Mozambique: Kidnap victims blackmailed after being released
Arrival of internally displaced people from Palma at Pemba airport, Mozambique, 9th April 2021. [Photo: Lusa]
Fátima Amade arrived in Pemba, northern Mozambique, on Friday, visibly exhausted and not knowing what to do, but certain she did not want to return to Palma, a city ravaged by hunger and the odour of death.
“Nobody is doing well in Palma. The situation there is not good yet, it still smells of people who died, we are not safe in Palma,” Fátima, 26, accompanied by her son and niece, both minors, told Lusa.
Fátima Amade was part of a group of about 15 displaced people, some of them children, who arrived at Pemba Airport at 10:40 am on Friday. Upon exiting the plane, one man threw himself on the ground with outstretched arms, as if he finally felt safe.
The team of volunteers who received them hurried to find a translator who could explain to a woman who only spoke Swahili, and who was struggling with the whole scenario, what life would be like from now on.
Fátima was very tired and said that she left her husband, her sister and her brother behind, “all with children”. She still has family members in Pemba, but has not been able to reach them because her cell phone is out of charge.
She was at work on March 24, the day the ‘jihadists’ invaded Palma, when she received a call informing her that insurgents had entered the city.
That day she stayed in the yard of her house watching the arrival of the ‘jihadists’. They came to where she was, “took a car and left”. However, the situation worsened the next day.
“Those guys came into the yard and we went out of the door.

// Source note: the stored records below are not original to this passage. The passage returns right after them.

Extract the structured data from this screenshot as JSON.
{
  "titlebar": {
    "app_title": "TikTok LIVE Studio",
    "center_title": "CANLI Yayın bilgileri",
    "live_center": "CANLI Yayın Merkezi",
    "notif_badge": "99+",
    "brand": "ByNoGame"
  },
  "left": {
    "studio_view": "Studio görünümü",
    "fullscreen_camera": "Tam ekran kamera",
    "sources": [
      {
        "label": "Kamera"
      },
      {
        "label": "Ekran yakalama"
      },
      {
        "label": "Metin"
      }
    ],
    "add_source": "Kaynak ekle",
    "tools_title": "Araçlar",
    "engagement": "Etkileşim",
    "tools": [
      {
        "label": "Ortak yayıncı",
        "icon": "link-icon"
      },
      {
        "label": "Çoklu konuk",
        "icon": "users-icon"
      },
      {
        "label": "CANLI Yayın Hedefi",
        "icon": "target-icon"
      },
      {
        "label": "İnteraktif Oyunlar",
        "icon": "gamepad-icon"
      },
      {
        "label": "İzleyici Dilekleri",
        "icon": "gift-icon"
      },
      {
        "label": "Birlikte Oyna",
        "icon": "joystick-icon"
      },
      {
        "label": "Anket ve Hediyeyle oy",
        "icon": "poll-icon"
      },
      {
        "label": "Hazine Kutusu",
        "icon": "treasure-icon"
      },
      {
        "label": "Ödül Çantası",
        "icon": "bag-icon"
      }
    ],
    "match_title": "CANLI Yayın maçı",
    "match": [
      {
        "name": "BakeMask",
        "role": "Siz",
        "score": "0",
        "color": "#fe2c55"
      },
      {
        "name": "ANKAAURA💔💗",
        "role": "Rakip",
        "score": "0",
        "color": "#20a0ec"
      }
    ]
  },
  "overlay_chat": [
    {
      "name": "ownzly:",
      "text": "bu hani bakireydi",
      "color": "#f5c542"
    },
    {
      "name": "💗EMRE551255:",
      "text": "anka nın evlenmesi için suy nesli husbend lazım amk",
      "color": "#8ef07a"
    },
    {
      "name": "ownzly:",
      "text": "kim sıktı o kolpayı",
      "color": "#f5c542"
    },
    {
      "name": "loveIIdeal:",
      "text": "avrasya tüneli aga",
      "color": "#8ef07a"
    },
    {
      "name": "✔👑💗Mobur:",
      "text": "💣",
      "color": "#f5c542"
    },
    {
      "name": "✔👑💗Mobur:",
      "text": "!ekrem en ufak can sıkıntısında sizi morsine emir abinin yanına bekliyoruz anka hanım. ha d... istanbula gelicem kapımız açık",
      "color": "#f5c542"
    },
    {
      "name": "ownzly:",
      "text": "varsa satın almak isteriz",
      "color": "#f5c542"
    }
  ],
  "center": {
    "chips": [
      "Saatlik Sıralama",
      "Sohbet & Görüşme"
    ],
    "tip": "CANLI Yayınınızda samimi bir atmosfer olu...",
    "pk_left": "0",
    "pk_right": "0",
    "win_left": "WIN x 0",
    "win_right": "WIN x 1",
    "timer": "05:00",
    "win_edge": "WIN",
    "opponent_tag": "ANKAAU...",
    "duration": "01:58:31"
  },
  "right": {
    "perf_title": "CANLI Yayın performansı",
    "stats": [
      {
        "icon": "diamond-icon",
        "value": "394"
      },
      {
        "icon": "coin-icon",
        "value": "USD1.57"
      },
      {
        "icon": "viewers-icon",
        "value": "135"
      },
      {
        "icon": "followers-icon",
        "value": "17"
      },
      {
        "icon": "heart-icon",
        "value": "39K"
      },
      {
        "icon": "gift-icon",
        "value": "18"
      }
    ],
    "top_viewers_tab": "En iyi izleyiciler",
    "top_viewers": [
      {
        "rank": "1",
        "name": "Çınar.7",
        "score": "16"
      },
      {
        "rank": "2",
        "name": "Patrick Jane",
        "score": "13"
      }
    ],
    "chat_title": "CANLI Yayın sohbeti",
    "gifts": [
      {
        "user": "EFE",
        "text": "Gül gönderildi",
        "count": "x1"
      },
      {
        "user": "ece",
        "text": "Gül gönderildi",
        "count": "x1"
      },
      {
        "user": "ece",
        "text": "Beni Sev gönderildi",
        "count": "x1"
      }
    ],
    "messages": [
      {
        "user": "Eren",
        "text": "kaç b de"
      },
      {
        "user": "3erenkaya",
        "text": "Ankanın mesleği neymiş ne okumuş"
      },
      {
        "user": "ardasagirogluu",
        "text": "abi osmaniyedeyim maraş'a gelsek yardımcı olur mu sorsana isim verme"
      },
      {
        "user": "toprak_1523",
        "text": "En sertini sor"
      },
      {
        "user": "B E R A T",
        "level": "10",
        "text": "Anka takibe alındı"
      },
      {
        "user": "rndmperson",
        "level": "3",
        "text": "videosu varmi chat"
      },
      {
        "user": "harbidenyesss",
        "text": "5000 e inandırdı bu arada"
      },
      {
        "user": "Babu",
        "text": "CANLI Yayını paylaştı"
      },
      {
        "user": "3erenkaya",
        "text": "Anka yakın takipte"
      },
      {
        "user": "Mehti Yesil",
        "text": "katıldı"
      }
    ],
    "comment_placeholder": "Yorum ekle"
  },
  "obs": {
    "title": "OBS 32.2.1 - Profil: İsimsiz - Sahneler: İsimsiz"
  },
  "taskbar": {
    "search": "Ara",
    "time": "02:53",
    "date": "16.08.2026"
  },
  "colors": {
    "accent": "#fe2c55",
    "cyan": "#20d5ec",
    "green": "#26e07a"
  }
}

We walked all night. We suffered a lot, without food, without anything. Still we are not safe, we are bad, the population of Palma. We have nothing to eat,” she said.
Fátima and her family spent three days hidden in the forest, eating the cassava and watermelon they found.
She told Lusa that a colleague was killed while she was watching events unfold from her yard.
“Only I left [Palma]. My whole family is still at the gate [near Afungi airstrip]. I am not going to live easily after leaving the family there, the children… .”
Fátima Amade’s account chimes with that of 19-year-old Amina Maro, who arrived in Pemba on the same humanitarian flight, clutching her one-year-old son.
She spent a day in the woods with her husband and son, also without eating. Then they hid at a school in a nearby village.
In Pemba, Amina Amaro thinks about continuing her studies and going to university, to become a teacher.
The violence unleashed more than three years ago in the province of Cabo Delgado escalated still further two weeks ago, when armed groups first attacked the village of Palma, about six kilometres from the multimillion-dollar natural gas projects.